This way, the potential candidate can use the information to tailor their resume and may connect to your company by replying in video form. An introductory video can even generate excitement about the position.
Do offer unique benefits.
Workers choose remote positions to have a flexible schedule, save on costs and increase productivity. However, that doesn’t mean you can treat a remote worker like a contractor.
If the remote worker is a vital part of your team, you will need to offer the same benefits as a worker with a desk at the office. Provide the employee with health insurance, vacation benefits, and hourly or salary increases. It’s possible to have just as much turnover from remote workers as in-office ones.
Don’t ask them to complete tasks outside of the job description.
Especially if someone is new to remote work, it can be easy to take advantage of them. For example, remote workers might not be aware of job description boundaries or know that they don’t have to be on call 24/7.
Be transparent and upfront with the remote worker’s responsibilities.

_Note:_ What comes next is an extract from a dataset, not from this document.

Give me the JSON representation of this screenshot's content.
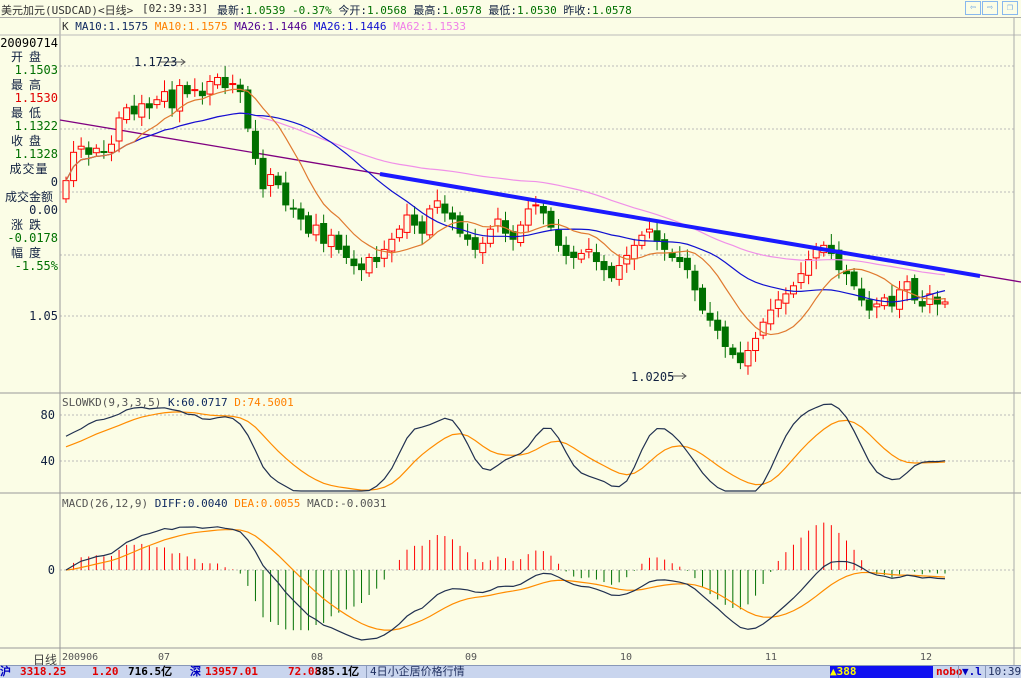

If roles change or you need the employee to be flexible in a particular skill area, have a conversation with them to make sure they are on the same page. When a remote worker feels their job crosses a boundary, they should be free to express their concerns with their managers and employers.
Communication is an essential piece of remote work, and the amount of communication a remote worker receives can make or break an employee-to-employer relationship. Answer the following questions during the interview process:
- What time zone are employees accountable for?
- Are all hours remote, or will there be required trips to the office?
- How flexible are the hours?
- How many meetings will there be, and will they be remote or in person?
- Does the company pay for in-person meetings or retreats?
- Will the position stay remote, or will it change to an in-person position?
Not properly compensating your remote employees for work-related expenses such as monthly internet costs, phone bills, a personal computer and daily office supplies could trigger a lawsuit. Companies such as Amazon and Wells Fargo are currently facing lawsuits for skimping on remote worker costs.
Don’t dismiss candidates who have nontraditional resumes.
Don’t immediately pass up candidates who didn’t go to college or who don’t have all of the requested skills. Instead, if the role allows, consider adding team members with a lot of real-world experience, unique characteristics or high-profile internships.
Don’t compromise company culture.
When you’re deciding on a candidate, a remote worker should be given the same treatment as an in-office worker. Just because they are working remotely doesn’t mean their soft skills shouldn’t be considered.
Ask your current team members to recommend remote workers who would be a good match for your company culture. Team members can be compensated for referring quality candidates or invited as part of a virtual or in-person interview process.
Julie Thompson contributed to the writing and reporting in this article.